The expansion bus on the IBM PC/AT and compatible computers. The bus is the collection of wires and electronic components that connect all device controllers and add-in cards. The controllers are the components that attach to peripheral devices. The bus, therefore, is the main highway for all data moving in and out of the computer.
The AT bus, which runs at 8 megahertz and has a 16-bit data path, is the de facto standard for PCs. Because all IBM PCs (until the high-end PS/2 models) had an AT bus, it has been possible for manufacturers to produce expansion boards that will work with any PC.
The AT bus is sometimes referred to as the ISA bus, which stands for Industry Standard Architecture.However, ISA also includes the XT bus, which is an 8-bit version of the AT bus.
As processors have become more powerful, and applications more demanding, the AT bus has turned out to be the chief bottleneck in PCs. In response, IBM introduced the Micro Channel Architecture (MCA) in 1987. However, MCA was not accepted by the computer industry because it was not backward compatible with the AT-bus, so IBM has been forced to drop it.
A more successful alternative to the AT bus is the Extended Industry Standard Architecture (EISA), a high-speed 32-bit bus architecture developed by a group of IBM’s competitors. Unlike MCA, EISA is backward compatible with the AT bus, so a computer equipped with an EISA bus can accept AT or EISA expansion boards.

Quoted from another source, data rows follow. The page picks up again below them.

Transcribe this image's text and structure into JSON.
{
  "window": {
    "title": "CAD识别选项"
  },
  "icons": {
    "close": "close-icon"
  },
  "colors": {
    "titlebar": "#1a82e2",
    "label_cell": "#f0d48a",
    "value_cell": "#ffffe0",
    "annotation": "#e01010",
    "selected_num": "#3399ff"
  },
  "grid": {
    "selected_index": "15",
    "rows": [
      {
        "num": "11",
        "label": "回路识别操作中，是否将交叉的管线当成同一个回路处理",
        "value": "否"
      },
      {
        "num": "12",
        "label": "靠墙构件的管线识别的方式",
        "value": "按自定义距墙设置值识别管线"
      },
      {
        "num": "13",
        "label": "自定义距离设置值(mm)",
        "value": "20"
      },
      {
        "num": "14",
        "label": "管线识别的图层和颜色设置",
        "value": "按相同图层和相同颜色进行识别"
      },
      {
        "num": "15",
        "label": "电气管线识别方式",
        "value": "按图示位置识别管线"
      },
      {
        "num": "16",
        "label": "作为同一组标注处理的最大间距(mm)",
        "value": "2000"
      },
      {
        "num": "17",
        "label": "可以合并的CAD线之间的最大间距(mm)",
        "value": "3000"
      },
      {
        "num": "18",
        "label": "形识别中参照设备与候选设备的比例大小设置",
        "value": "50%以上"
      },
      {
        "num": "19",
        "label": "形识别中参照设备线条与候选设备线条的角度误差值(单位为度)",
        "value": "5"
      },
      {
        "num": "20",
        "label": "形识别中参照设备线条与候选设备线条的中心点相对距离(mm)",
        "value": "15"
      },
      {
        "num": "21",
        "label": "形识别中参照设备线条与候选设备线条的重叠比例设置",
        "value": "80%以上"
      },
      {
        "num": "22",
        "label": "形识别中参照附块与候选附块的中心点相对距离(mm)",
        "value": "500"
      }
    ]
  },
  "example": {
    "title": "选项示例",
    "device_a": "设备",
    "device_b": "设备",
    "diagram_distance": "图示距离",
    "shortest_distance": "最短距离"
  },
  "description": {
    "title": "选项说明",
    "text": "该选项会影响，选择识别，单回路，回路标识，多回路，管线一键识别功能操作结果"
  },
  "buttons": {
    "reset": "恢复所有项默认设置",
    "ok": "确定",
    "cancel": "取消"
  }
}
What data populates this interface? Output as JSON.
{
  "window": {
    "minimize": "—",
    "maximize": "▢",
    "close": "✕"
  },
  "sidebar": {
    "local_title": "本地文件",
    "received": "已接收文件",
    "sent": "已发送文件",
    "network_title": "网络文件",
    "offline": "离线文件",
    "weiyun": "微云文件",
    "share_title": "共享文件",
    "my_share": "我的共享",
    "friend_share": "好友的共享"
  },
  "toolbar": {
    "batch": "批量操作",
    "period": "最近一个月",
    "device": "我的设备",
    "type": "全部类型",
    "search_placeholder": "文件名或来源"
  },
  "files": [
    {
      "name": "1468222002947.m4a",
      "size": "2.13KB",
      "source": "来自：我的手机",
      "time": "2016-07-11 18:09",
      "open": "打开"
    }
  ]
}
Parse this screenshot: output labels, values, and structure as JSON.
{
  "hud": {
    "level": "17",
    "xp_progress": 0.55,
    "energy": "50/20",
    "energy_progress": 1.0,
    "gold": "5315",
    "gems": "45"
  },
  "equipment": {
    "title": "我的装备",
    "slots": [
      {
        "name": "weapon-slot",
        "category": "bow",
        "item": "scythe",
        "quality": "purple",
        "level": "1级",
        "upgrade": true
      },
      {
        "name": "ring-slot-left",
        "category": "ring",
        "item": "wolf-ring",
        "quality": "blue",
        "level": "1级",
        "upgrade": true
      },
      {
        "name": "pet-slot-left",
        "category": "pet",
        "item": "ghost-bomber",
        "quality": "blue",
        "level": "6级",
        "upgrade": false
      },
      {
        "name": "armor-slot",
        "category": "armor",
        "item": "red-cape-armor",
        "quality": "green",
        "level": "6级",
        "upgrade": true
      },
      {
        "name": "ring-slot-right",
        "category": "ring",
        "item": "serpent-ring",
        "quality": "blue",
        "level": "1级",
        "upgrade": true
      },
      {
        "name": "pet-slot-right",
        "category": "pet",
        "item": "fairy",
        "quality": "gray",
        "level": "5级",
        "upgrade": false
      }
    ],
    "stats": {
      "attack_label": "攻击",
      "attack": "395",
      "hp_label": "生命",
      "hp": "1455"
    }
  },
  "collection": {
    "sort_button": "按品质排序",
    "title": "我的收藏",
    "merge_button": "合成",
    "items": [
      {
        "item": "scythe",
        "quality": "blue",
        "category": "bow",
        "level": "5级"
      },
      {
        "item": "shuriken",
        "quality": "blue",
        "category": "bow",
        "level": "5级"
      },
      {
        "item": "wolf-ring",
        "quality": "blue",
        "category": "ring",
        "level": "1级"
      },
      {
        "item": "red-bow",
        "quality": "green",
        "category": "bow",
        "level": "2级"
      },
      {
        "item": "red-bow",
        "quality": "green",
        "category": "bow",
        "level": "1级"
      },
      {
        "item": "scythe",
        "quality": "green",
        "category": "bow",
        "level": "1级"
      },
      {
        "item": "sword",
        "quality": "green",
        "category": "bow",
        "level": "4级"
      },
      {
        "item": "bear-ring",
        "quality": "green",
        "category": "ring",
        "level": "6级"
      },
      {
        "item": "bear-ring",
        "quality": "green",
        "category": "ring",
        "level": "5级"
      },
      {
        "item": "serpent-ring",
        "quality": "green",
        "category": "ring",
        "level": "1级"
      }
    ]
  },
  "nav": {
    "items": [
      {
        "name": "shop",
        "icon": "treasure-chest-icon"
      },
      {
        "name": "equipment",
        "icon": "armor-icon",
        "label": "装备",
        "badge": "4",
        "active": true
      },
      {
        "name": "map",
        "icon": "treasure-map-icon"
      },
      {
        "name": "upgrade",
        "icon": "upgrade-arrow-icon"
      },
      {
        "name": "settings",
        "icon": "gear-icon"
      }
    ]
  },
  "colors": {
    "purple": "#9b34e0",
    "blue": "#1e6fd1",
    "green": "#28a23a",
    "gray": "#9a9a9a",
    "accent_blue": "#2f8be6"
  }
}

While EISA has had limited success, its speeds are still insufficient for modern graphical applications. The most common solution to bypassing the AT-bus bottleneck is to include a local bus on the motherboard. A local bus communicates directly with the processor rather than using the standard computer bus. Currently, there are two competing standards for local buses: VESA local bus (VL-bus), promoted by the VESA standards group, and Peripheral Component Interconnect (PCI), designed and promoted by Intel.